How do you measure impact when it comes to services such as SLiMSuite?
For me, the impact is whether people are able to do their science better because of the tool. Publication citations are probably still the main currency in this respect, but that is clearly not so useful for the unpublished tools. I’d love to track downloads and usage statistics etc. but I have a bunch of updates and documentation fixes to make before I can even consider working out how to do that!
It is early days yet, but what would you like to see EMBL-ABR become, achieve?
I think it is exciting to have another voice championing the need for a strong bioinformatics infrastructure that benefits bioinformatics developers, scientists and users across Australia. Bioinformatics thrives on open source code and open data. As with most public goods, these need philanthropic or government support to survive. With its strong international links, EMBL-ABR can also play a lead role in sharing and advocating best practice for a range of bioinformatics activities.
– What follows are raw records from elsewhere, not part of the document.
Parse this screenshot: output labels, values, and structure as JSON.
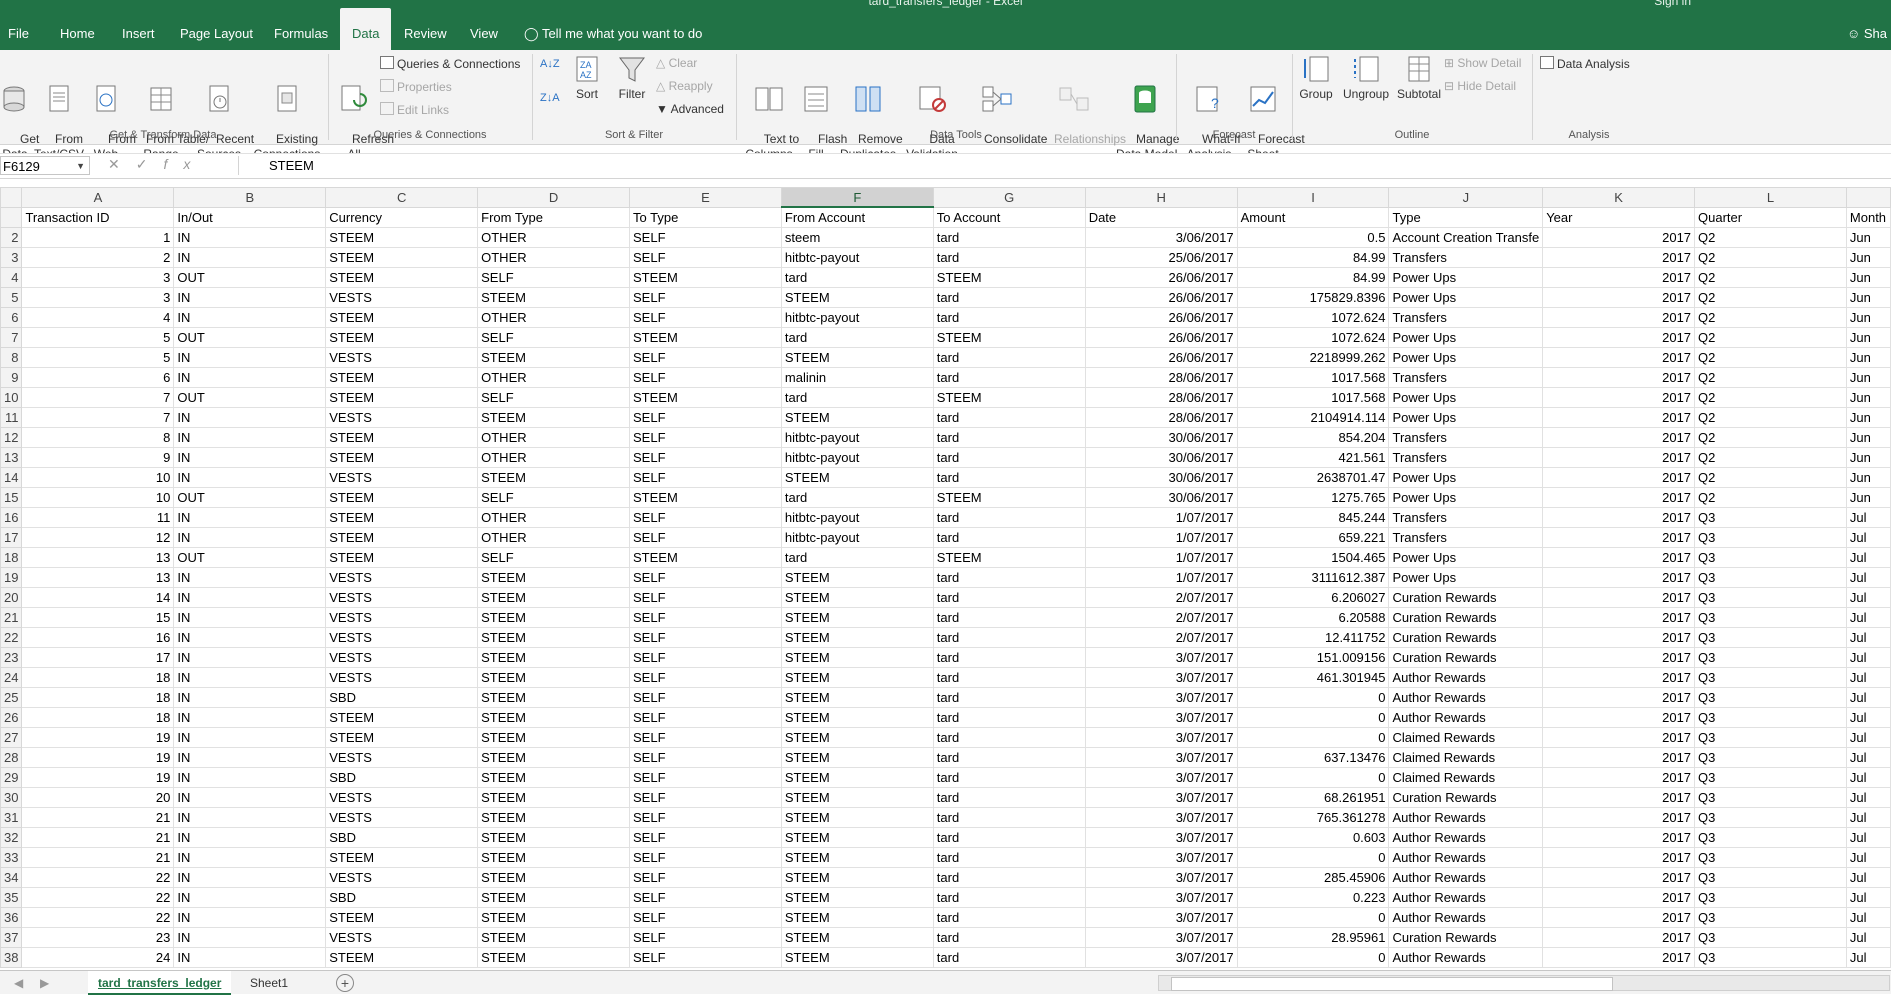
{
  "window": {
    "title": "tard_transfers_ledger  -  Excel",
    "sign_in": "Sign in",
    "share": "Sha"
  },
  "tabs": [
    "File",
    "Home",
    "Insert",
    "Page Layout",
    "Formulas",
    "Data",
    "Review",
    "View"
  ],
  "active_tab": "Data",
  "tell_me": "Tell me what you want to do",
  "ribbon": {
    "get_transform": {
      "label": "Get & Transform Data",
      "get_data": "Get\nData",
      "from_text": "From\nText/CSV",
      "from_web": "From\nWeb",
      "from_table": "From Table/\nRange",
      "recent_sources": "Recent\nSources",
      "existing_connections": "Existing\nConnections"
    },
    "queries": {
      "label": "Queries & Connections",
      "refresh_all": "Refresh\nAll",
      "queries_connections": "Queries & Connections",
      "properties": "Properties",
      "edit_links": "Edit Links"
    },
    "sort_filter": {
      "label": "Sort & Filter",
      "sort": "Sort",
      "filter": "Filter",
      "clear": "Clear",
      "reapply": "Reapply",
      "advanced": "Advanced"
    },
    "data_tools": {
      "label": "Data Tools",
      "text_to_columns": "Text to\nColumns",
      "flash_fill": "Flash\nFill",
      "remove_duplicates": "Remove\nDuplicates",
      "data_validation": "Data\nValidation",
      "consolidate": "Consolidate",
      "relationships": "Relationships",
      "manage_data_model": "Manage\nData Model"
    },
    "forecast": {
      "label": "Forecast",
      "what_if": "What-If\nAnalysis",
      "forecast_sheet": "Forecast\nSheet"
    },
    "outline": {
      "label": "Outline",
      "group": "Group",
      "ungroup": "Ungroup",
      "subtotal": "Subtotal",
      "show_detail": "Show Detail",
      "hide_detail": "Hide Detail"
    },
    "analysis": {
      "label": "Analysis",
      "data_analysis": "Data Analysis"
    }
  },
  "formula_bar": {
    "name_box": "F6129",
    "formula": "STEEM"
  },
  "columns": [
    "A",
    "B",
    "C",
    "D",
    "E",
    "F",
    "G",
    "H",
    "I",
    "J",
    "K",
    "L"
  ],
  "selected_column": "F",
  "headers": [
    "Transaction ID",
    "In/Out",
    "Currency",
    "From Type",
    "To Type",
    "From Account",
    "To Account",
    "Date",
    "Amount",
    "Type",
    "Year",
    "Quarter",
    "Month"
  ],
  "rows": [
    [
      "2",
      "1",
      "IN",
      "STEEM",
      "OTHER",
      "SELF",
      "steem",
      "tard",
      "3/06/2017",
      "0.5",
      "Account Creation Transfe",
      "2017",
      "Q2",
      "Jun"
    ],
    [
      "3",
      "2",
      "IN",
      "STEEM",
      "OTHER",
      "SELF",
      "hitbtc-payout",
      "tard",
      "25/06/2017",
      "84.99",
      "Transfers",
      "2017",
      "Q2",
      "Jun"
    ],
    [
      "4",
      "3",
      "OUT",
      "STEEM",
      "SELF",
      "STEEM",
      "tard",
      "STEEM",
      "26/06/2017",
      "84.99",
      "Power Ups",
      "2017",
      "Q2",
      "Jun"
    ],
    [
      "5",
      "3",
      "IN",
      "VESTS",
      "STEEM",
      "SELF",
      "STEEM",
      "tard",
      "26/06/2017",
      "175829.8396",
      "Power Ups",
      "2017",
      "Q2",
      "Jun"
    ],
    [
      "6",
      "4",
      "IN",
      "STEEM",
      "OTHER",
      "SELF",
      "hitbtc-payout",
      "tard",
      "26/06/2017",
      "1072.624",
      "Transfers",
      "2017",
      "Q2",
      "Jun"
    ],
    [
      "7",
      "5",
      "OUT",
      "STEEM",
      "SELF",
      "STEEM",
      "tard",
      "STEEM",
      "26/06/2017",
      "1072.624",
      "Power Ups",
      "2017",
      "Q2",
      "Jun"
    ],
    [
      "8",
      "5",
      "IN",
      "VESTS",
      "STEEM",
      "SELF",
      "STEEM",
      "tard",
      "26/06/2017",
      "2218999.262",
      "Power Ups",
      "2017",
      "Q2",
      "Jun"
    ],
    [
      "9",
      "6",
      "IN",
      "STEEM",
      "OTHER",
      "SELF",
      "malinin",
      "tard",
      "28/06/2017",
      "1017.568",
      "Transfers",
      "2017",
      "Q2",
      "Jun"
    ],
    [
      "10",
      "7",
      "OUT",
      "STEEM",
      "SELF",
      "STEEM",
      "tard",
      "STEEM",
      "28/06/2017",
      "1017.568",
      "Power Ups",
      "2017",
      "Q2",
      "Jun"
    ],
    [
      "11",
      "7",
      "IN",
      "VESTS",
      "STEEM",
      "SELF",
      "STEEM",
      "tard",
      "28/06/2017",
      "2104914.114",
      "Power Ups",
      "2017",
      "Q2",
      "Jun"
    ],
    [
      "12",
      "8",
      "IN",
      "STEEM",
      "OTHER",
      "SELF",
      "hitbtc-payout",
      "tard",
      "30/06/2017",
      "854.204",
      "Transfers",
      "2017",
      "Q2",
      "Jun"
    ],
    [
      "13",
      "9",
      "IN",
      "STEEM",
      "OTHER",
      "SELF",
      "hitbtc-payout",
      "tard",
      "30/06/2017",
      "421.561",
      "Transfers",
      "2017",
      "Q2",
      "Jun"
    ],
    [
      "14",
      "10",
      "IN",
      "VESTS",
      "STEEM",
      "SELF",
      "STEEM",
      "tard",
      "30/06/2017",
      "2638701.47",
      "Power Ups",
      "2017",
      "Q2",
      "Jun"
    ],
    [
      "15",
      "10",
      "OUT",
      "STEEM",
      "SELF",
      "STEEM",
      "tard",
      "STEEM",
      "30/06/2017",
      "1275.765",
      "Power Ups",
      "2017",
      "Q2",
      "Jun"
    ],
    [
      "16",
      "11",
      "IN",
      "STEEM",
      "OTHER",
      "SELF",
      "hitbtc-payout",
      "tard",
      "1/07/2017",
      "845.244",
      "Transfers",
      "2017",
      "Q3",
      "Jul"
    ],
    [
      "17",
      "12",
      "IN",
      "STEEM",
      "OTHER",
      "SELF",
      "hitbtc-payout",
      "tard",
      "1/07/2017",
      "659.221",
      "Transfers",
      "2017",
      "Q3",
      "Jul"
    ],
    [
      "18",
      "13",
      "OUT",
      "STEEM",
      "SELF",
      "STEEM",
      "tard",
      "STEEM",
      "1/07/2017",
      "1504.465",
      "Power Ups",
      "2017",
      "Q3",
      "Jul"
    ],
    [
      "19",
      "13",
      "IN",
      "VESTS",
      "STEEM",
      "SELF",
      "STEEM",
      "tard",
      "1/07/2017",
      "3111612.387",
      "Power Ups",
      "2017",
      "Q3",
      "Jul"
    ],
    [
      "20",
      "14",
      "IN",
      "VESTS",
      "STEEM",
      "SELF",
      "STEEM",
      "tard",
      "2/07/2017",
      "6.206027",
      "Curation Rewards",
      "2017",
      "Q3",
      "Jul"
    ],
    [
      "21",
      "15",
      "IN",
      "VESTS",
      "STEEM",
      "SELF",
      "STEEM",
      "tard",
      "2/07/2017",
      "6.20588",
      "Curation Rewards",
      "2017",
      "Q3",
      "Jul"
    ],
    [
      "22",
      "16",
      "IN",
      "VESTS",
      "STEEM",
      "SELF",
      "STEEM",
      "tard",
      "2/07/2017",
      "12.411752",
      "Curation Rewards",
      "2017",
      "Q3",
      "Jul"
    ],
    [
      "23",
      "17",
      "IN",
      "VESTS",
      "STEEM",
      "SELF",
      "STEEM",
      "tard",
      "3/07/2017",
      "151.009156",
      "Curation Rewards",
      "2017",
      "Q3",
      "Jul"
    ],
    [
      "24",
      "18",
      "IN",
      "VESTS",
      "STEEM",
      "SELF",
      "STEEM",
      "tard",
      "3/07/2017",
      "461.301945",
      "Author Rewards",
      "2017",
      "Q3",
      "Jul"
    ],
    [
      "25",
      "18",
      "IN",
      "SBD",
      "STEEM",
      "SELF",
      "STEEM",
      "tard",
      "3/07/2017",
      "0",
      "Author Rewards",
      "2017",
      "Q3",
      "Jul"
    ],
    [
      "26",
      "18",
      "IN",
      "STEEM",
      "STEEM",
      "SELF",
      "STEEM",
      "tard",
      "3/07/2017",
      "0",
      "Author Rewards",
      "2017",
      "Q3",
      "Jul"
    ],
    [
      "27",
      "19",
      "IN",
      "STEEM",
      "STEEM",
      "SELF",
      "STEEM",
      "tard",
      "3/07/2017",
      "0",
      "Claimed Rewards",
      "2017",
      "Q3",
      "Jul"
    ],
    [
      "28",
      "19",
      "IN",
      "VESTS",
      "STEEM",
      "SELF",
      "STEEM",
      "tard",
      "3/07/2017",
      "637.13476",
      "Claimed Rewards",
      "2017",
      "Q3",
      "Jul"
    ],
    [
      "29",
      "19",
      "IN",
      "SBD",
      "STEEM",
      "SELF",
      "STEEM",
      "tard",
      "3/07/2017",
      "0",
      "Claimed Rewards",
      "2017",
      "Q3",
      "Jul"
    ],
    [
      "30",
      "20",
      "IN",
      "VESTS",
      "STEEM",
      "SELF",
      "STEEM",
      "tard",
      "3/07/2017",
      "68.261951",
      "Curation Rewards",
      "2017",
      "Q3",
      "Jul"
    ],
    [
      "31",
      "21",
      "IN",
      "VESTS",
      "STEEM",
      "SELF",
      "STEEM",
      "tard",
      "3/07/2017",
      "765.361278",
      "Author Rewards",
      "2017",
      "Q3",
      "Jul"
    ],
    [
      "32",
      "21",
      "IN",
      "SBD",
      "STEEM",
      "SELF",
      "STEEM",
      "tard",
      "3/07/2017",
      "0.603",
      "Author Rewards",
      "2017",
      "Q3",
      "Jul"
    ],
    [
      "33",
      "21",
      "IN",
      "STEEM",
      "STEEM",
      "SELF",
      "STEEM",
      "tard",
      "3/07/2017",
      "0",
      "Author Rewards",
      "2017",
      "Q3",
      "Jul"
    ],
    [
      "34",
      "22",
      "IN",
      "VESTS",
      "STEEM",
      "SELF",
      "STEEM",
      "tard",
      "3/07/2017",
      "285.45906",
      "Author Rewards",
      "2017",
      "Q3",
      "Jul"
    ],
    [
      "35",
      "22",
      "IN",
      "SBD",
      "STEEM",
      "SELF",
      "STEEM",
      "tard",
      "3/07/2017",
      "0.223",
      "Author Rewards",
      "2017",
      "Q3",
      "Jul"
    ],
    [
      "36",
      "22",
      "IN",
      "STEEM",
      "STEEM",
      "SELF",
      "STEEM",
      "tard",
      "3/07/2017",
      "0",
      "Author Rewards",
      "2017",
      "Q3",
      "Jul"
    ],
    [
      "37",
      "23",
      "IN",
      "VESTS",
      "STEEM",
      "SELF",
      "STEEM",
      "tard",
      "3/07/2017",
      "28.95961",
      "Curation Rewards",
      "2017",
      "Q3",
      "Jul"
    ],
    [
      "38",
      "24",
      "IN",
      "STEEM",
      "STEEM",
      "SELF",
      "STEEM",
      "tard",
      "3/07/2017",
      "0",
      "Author Rewards",
      "2017",
      "Q3",
      "Jul"
    ]
  ],
  "sheets": [
    "tard_transfers_ledger",
    "Sheet1"
  ],
  "active_sheet": "tard_transfers_ledger",
  "colors": {
    "accent": "#217346",
    "ribbon_bg": "#f3f3f3"
  }
}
Biosketch: Rich Edwards has always been fascinated by evolution and its implications for understanding how life works. During his PhD in genetics, Rich supplemented his lab work with another childhood hobby – computer programming – to model evolving populations and analyse biological sequence data. He became a full-time bioinformatician in 2001 and has collaborated on projects involving numerous organisms and technologies. Whilst never setting out to develop bioinformatics algorithms, Rich has created a number of tools by necessity over the years, including the first ancestral sequence prediction tool that handled indels (GASP) and the first protein motif prediction tool that statistically adjusted for the evolutionary relationships of the proteins (SLiMFinder), coining the term SLiM (short linear motif) along the way. Rich is a big believer in open source software and, over time, these tools grew into the SLiMSuite package of sequence analysis tools in Python. After a decade or so focusing on protein sequence analysis, Rich has returned to his first love of genetics following the rise of long-read sequencing technologies, with a particular focus on PacBio yeast genomics.